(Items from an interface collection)
□ □ □ □ □

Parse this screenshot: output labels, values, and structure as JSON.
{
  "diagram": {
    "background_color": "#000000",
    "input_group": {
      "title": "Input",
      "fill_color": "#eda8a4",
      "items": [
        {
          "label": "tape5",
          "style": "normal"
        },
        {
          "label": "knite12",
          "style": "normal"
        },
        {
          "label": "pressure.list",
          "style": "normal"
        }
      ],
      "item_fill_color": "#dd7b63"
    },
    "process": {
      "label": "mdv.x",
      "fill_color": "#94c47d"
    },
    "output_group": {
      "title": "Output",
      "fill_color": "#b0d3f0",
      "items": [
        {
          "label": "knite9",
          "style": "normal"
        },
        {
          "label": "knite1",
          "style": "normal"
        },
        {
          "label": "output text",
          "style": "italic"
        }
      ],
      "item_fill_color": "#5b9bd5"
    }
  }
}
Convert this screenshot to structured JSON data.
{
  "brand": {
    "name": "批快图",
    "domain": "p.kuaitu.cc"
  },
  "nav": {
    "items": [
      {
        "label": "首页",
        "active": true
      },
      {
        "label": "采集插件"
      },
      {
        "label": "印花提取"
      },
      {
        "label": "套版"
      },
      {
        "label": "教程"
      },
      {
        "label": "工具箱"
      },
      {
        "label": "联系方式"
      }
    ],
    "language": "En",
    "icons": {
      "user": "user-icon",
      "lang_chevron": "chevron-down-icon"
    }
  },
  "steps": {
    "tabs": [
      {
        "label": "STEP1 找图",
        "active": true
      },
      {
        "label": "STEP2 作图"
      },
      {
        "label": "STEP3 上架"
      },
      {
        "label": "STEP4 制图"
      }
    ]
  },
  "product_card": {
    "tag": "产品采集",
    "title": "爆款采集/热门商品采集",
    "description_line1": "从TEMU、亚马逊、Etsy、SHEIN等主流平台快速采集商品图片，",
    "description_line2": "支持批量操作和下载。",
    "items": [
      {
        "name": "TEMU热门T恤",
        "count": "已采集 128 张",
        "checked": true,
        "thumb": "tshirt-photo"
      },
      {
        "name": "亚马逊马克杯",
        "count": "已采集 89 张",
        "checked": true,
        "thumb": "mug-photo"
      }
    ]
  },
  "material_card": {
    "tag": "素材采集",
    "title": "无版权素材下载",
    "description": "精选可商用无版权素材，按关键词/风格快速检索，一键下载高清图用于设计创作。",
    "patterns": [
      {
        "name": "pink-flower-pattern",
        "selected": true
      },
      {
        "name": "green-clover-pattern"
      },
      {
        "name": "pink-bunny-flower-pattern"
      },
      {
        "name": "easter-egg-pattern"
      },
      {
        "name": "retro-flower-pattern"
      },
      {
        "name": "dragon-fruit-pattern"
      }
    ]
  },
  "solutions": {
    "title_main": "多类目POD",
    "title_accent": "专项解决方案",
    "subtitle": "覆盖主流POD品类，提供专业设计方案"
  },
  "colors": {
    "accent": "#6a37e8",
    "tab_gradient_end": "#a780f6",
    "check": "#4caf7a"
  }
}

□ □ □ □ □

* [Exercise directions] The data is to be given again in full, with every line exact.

* [Solution below]
Parse this screenshot: output labels, values, and structure as JSON.
{
  "diagram": {
    "background_color": "#000000",
    "input_group": {
      "title": "Input",
      "fill_color": "#eda8a4",
      "items": [
        {
          "label": "tape5",
          "style": "normal"
        },
        {
          "label": "knite12",
          "style": "normal"
        },
        {
          "label": "pressure.list",
          "style": "normal"
        }
      ],
      "item_fill_color": "#dd7b63"
    },
    "process": {
      "label": "mdv.x",
      "fill_color": "#94c47d"
    },
    "output_group": {
      "title": "Output",
      "fill_color": "#b0d3f0",
      "items": [
        {
          "label": "knite9",
          "style": "normal"
        },
        {
          "label": "knite1",
          "style": "normal"
        },
        {
          "label": "output text",
          "style": "italic"
        }
      ],
      "item_fill_color": "#5b9bd5"
    }
  }
}
Convert this screenshot to structured JSON data.
{
  "brand": {
    "name": "批快图",
    "domain": "p.kuaitu.cc"
  },
  "nav": {
    "items": [
      {
        "label": "首页",
        "active": true
      },
      {
        "label": "采集插件"
      },
      {
        "label": "印花提取"
      },
      {
        "label": "套版"
      },
      {
        "label": "教程"
      },
      {
        "label": "工具箱"
      },
      {
        "label": "联系方式"
      }
    ],
    "language": "En",
    "icons": {
      "user": "user-icon",
      "lang_chevron": "chevron-down-icon"
    }
  },
  "steps": {
    "tabs": [
      {
        "label": "STEP1 找图",
        "active": true
      },
      {
        "label": "STEP2 作图"
      },
      {
        "label": "STEP3 上架"
      },
      {
        "label": "STEP4 制图"
      }
    ]
  },
  "product_card": {
    "tag": "产品采集",
    "title": "爆款采集/热门商品采集",
    "description_line1": "从TEMU、亚马逊、Etsy、SHEIN等主流平台快速采集商品图片，",
    "description_line2": "支持批量操作和下载。",
    "items": [
      {
        "name": "TEMU热门T恤",
        "count": "已采集 128 张",
        "checked": true,
        "thumb": "tshirt-photo"
      },
      {
        "name": "亚马逊马克杯",
        "count": "已采集 89 张",
        "checked": true,
        "thumb": "mug-photo"
      }
    ]
  },
  "material_card": {
    "tag": "素材采集",
    "title": "无版权素材下载",
    "description": "精选可商用无版权素材，按关键词/风格快速检索，一键下载高清图用于设计创作。",
    "patterns": [
      {
        "name": "pink-flower-pattern",
        "selected": true
      },
      {
        "name": "green-clover-pattern"
      },
      {
        "name": "pink-bunny-flower-pattern"
      },
      {
        "name": "easter-egg-pattern"
      },
      {
        "name": "retro-flower-pattern"
      },
      {
        "name": "dragon-fruit-pattern"
      }
    ]
  },
  "solutions": {
    "title_main": "多类目POD",
    "title_accent": "专项解决方案",
    "subtitle": "覆盖主流POD品类，提供专业设计方案"
  },
  "colors": {
    "accent": "#6a37e8",
    "tab_gradient_end": "#a780f6",
    "check": "#4caf7a"
  }
}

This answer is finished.